Problem to solve:
Before printing the listing, strip out its pictures and keep everything else exact.

Task input:
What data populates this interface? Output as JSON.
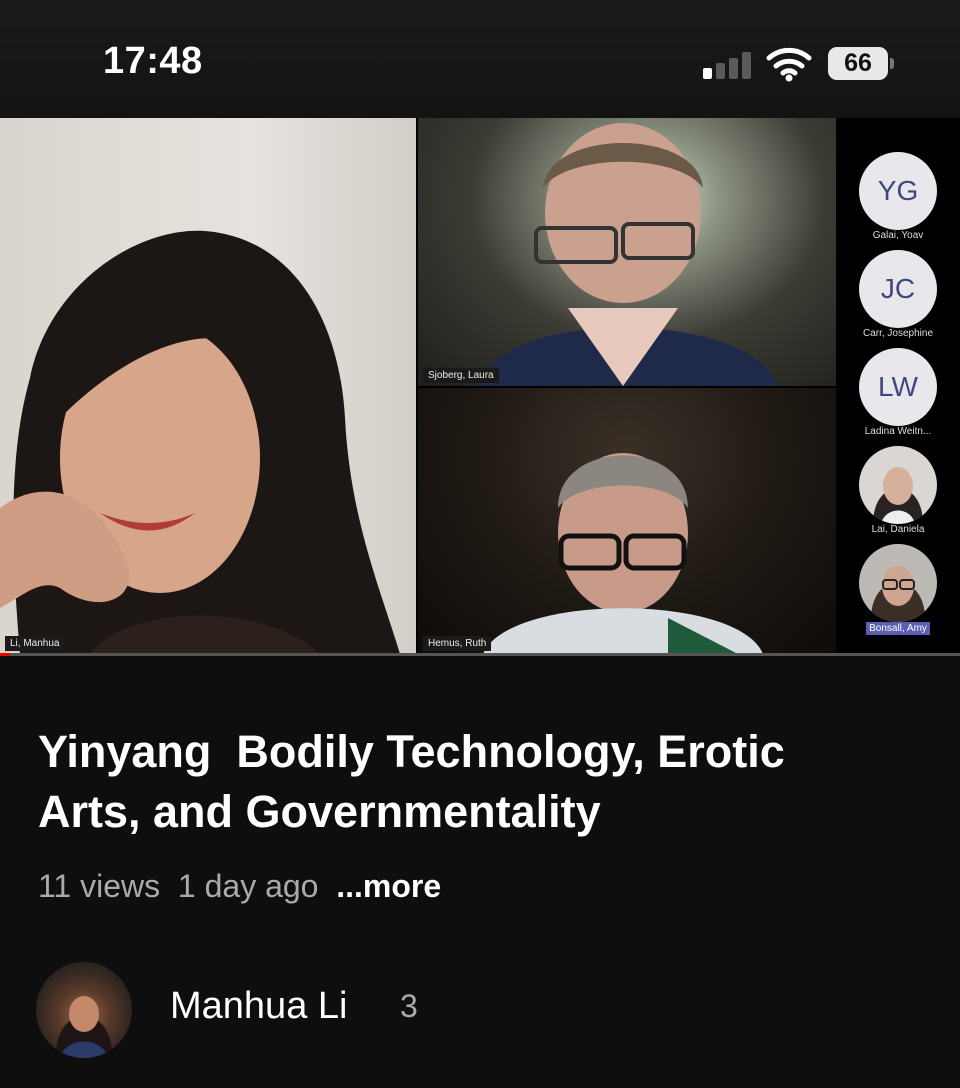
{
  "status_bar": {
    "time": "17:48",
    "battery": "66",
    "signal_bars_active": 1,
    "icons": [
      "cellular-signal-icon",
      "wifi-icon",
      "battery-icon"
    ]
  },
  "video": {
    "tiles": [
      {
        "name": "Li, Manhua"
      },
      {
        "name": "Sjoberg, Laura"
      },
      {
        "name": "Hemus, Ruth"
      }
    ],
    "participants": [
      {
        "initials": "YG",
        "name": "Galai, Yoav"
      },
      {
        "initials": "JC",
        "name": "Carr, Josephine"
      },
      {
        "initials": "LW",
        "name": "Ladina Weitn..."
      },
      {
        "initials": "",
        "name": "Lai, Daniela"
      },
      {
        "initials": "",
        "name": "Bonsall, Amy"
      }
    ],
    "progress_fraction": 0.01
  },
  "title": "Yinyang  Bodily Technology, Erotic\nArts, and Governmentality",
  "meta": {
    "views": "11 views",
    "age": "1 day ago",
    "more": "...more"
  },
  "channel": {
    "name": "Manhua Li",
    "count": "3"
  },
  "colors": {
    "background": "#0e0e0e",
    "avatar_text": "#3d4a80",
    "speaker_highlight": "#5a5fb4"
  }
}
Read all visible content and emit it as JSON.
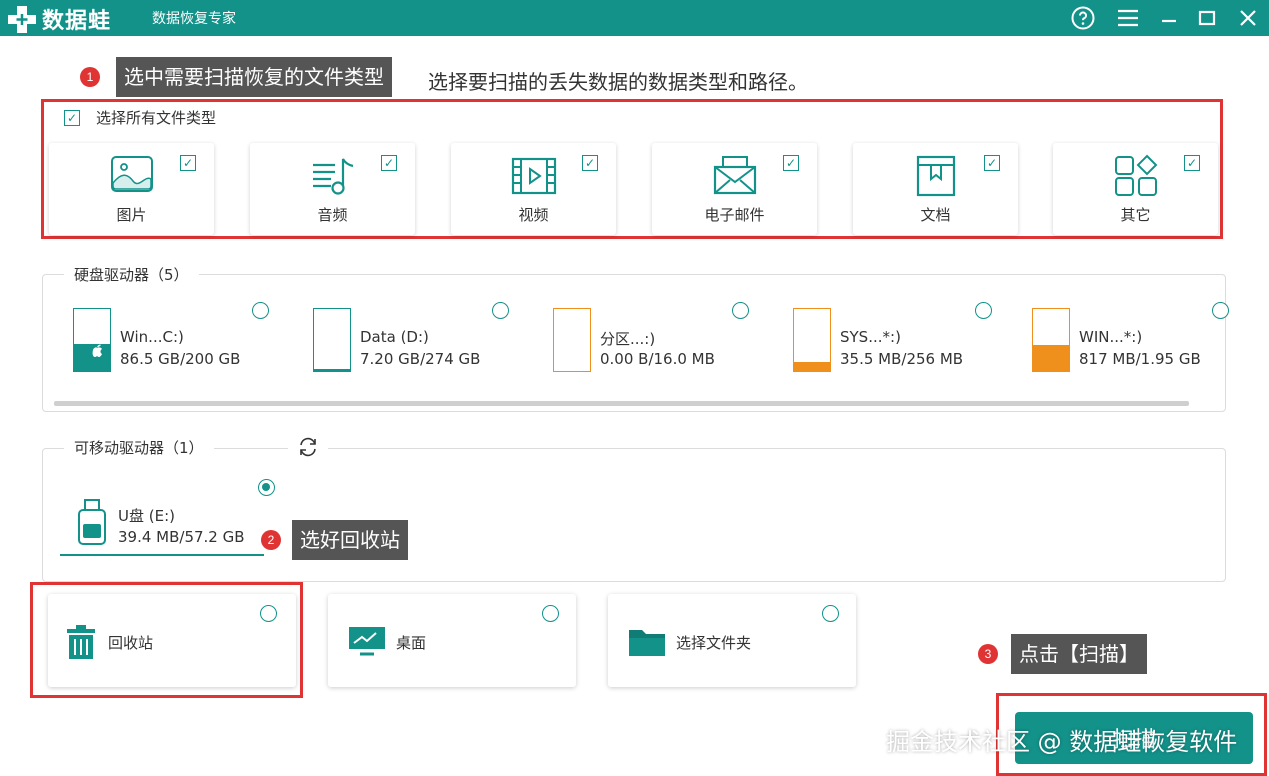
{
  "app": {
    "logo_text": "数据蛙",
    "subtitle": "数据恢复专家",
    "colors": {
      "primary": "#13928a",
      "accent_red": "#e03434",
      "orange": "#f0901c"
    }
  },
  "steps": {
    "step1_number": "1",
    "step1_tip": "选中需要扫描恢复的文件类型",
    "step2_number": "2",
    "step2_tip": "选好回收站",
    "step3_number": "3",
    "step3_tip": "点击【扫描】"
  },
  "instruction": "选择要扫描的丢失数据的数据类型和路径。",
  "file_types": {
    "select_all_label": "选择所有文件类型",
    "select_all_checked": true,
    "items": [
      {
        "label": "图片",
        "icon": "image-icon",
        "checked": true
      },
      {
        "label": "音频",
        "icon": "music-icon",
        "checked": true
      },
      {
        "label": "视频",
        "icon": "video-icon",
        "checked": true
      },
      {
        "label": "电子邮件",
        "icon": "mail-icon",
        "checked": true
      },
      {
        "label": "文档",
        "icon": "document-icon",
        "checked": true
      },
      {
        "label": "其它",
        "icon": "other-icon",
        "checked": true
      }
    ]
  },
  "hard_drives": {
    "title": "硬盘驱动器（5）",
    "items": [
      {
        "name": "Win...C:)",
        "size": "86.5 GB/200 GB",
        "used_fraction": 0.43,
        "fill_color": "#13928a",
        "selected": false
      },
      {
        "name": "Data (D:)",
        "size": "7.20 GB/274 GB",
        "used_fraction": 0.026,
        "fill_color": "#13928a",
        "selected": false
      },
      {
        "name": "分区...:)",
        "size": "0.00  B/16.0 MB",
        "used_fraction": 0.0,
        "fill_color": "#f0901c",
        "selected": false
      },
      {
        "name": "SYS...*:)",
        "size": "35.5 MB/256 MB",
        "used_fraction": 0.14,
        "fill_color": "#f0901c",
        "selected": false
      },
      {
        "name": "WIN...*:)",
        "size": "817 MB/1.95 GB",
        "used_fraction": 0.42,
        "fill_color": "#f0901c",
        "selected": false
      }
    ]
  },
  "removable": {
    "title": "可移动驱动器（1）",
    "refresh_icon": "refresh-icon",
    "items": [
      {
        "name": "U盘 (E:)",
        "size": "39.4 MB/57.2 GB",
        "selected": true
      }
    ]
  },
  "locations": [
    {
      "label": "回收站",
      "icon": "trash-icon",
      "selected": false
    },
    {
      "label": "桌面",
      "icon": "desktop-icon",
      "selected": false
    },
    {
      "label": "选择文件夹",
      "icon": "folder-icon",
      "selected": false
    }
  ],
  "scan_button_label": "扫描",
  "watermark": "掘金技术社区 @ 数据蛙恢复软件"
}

Exercise response:
What data populates this interface? Output as JSON.
{
  "status_bar": {
    "time": "17:48",
    "battery": "66",
    "signal_bars_active": 1,
    "icons": [
      "cellular-signal-icon",
      "wifi-icon",
      "battery-icon"
    ]
  },
  "video": {
    "tiles": [
      {
        "name": "Li, Manhua"
      },
      {
        "name": "Sjoberg, Laura"
      },
      {
        "name": "Hemus, Ruth"
      }
    ],
    "participants": [
      {
        "initials": "YG",
        "name": "Galai, Yoav"
      },
      {
        "initials": "JC",
        "name": "Carr, Josephine"
      },
      {
        "initials": "LW",
        "name": "Ladina Weitn..."
      },
      {
        "initials": "",
        "name": "Lai, Daniela"
      },
      {
        "initials": "",
        "name": "Bonsall, Amy"
      }
    ],
    "progress_fraction": 0.01
  },
  "title": "Yinyang  Bodily Technology, Erotic\nArts, and Governmentality",
  "meta": {
    "views": "11 views",
    "age": "1 day ago",
    "more": "...more"
  },
  "channel": {
    "name": "Manhua Li",
    "count": "3"
  },
  "colors": {
    "background": "#0e0e0e",
    "avatar_text": "#3d4a80",
    "speaker_highlight": "#5a5fb4"
  }
}
Read all visible content and emit it as JSON.
{
  "app": {
    "logo_text": "数据蛙",
    "subtitle": "数据恢复专家",
    "colors": {
      "primary": "#13928a",
      "accent_red": "#e03434",
      "orange": "#f0901c"
    }
  },
  "steps": {
    "step1_number": "1",
    "step1_tip": "选中需要扫描恢复的文件类型",
    "step2_number": "2",
    "step2_tip": "选好回收站",
    "step3_number": "3",
    "step3_tip": "点击【扫描】"
  },
  "instruction": "选择要扫描的丢失数据的数据类型和路径。",
  "file_types": {
    "select_all_label": "选择所有文件类型",
    "select_all_checked": true,
    "items": [
      {
        "label": "图片",
        "icon": "image-icon",
        "checked": true
      },
      {
        "label": "音频",
        "icon": "music-icon",
        "checked": true
      },
      {
        "label": "视频",
        "icon": "video-icon",
        "checked": true
      },
      {
        "label": "电子邮件",
        "icon": "mail-icon",
        "checked": true
      },
      {
        "label": "文档",
        "icon": "document-icon",
        "checked": true
      },
      {
        "label": "其它",
        "icon": "other-icon",
        "checked": true
      }
    ]
  },
  "hard_drives": {
    "title": "硬盘驱动器（5）",
    "items": [
      {
        "name": "Win...C:)",
        "size": "86.5 GB/200 GB",
        "used_fraction": 0.43,
        "fill_color": "#13928a",
        "selected": false
      },
      {
        "name": "Data (D:)",
        "size": "7.20 GB/274 GB",
        "used_fraction": 0.026,
        "fill_color": "#13928a",
        "selected": false
      },
      {
        "name": "分区...:)",
        "size": "0.00  B/16.0 MB",
        "used_fraction": 0.0,
        "fill_color": "#f0901c",
        "selected": false
      },
      {
        "name": "SYS...*:)",
        "size": "35.5 MB/256 MB",
        "used_fraction": 0.14,
        "fill_color": "#f0901c",
        "selected": false
      },
      {
        "name": "WIN...*:)",
        "size": "817 MB/1.95 GB",
        "used_fraction": 0.42,
        "fill_color": "#f0901c",
        "selected": false
      }
    ]
  },
  "removable": {
    "title": "可移动驱动器（1）",
    "refresh_icon": "refresh-icon",
    "items": [
      {
        "name": "U盘 (E:)",
        "size": "39.4 MB/57.2 GB",
        "selected": true
      }
    ]
  },
  "locations": [
    {
      "label": "回收站",
      "icon": "trash-icon",
      "selected": false
    },
    {
      "label": "桌面",
      "icon": "desktop-icon",
      "selected": false
    },
    {
      "label": "选择文件夹",
      "icon": "folder-icon",
      "selected": false
    }
  ],
  "scan_button_label": "扫描",
  "watermark": "掘金技术社区 @ 数据蛙恢复软件"
}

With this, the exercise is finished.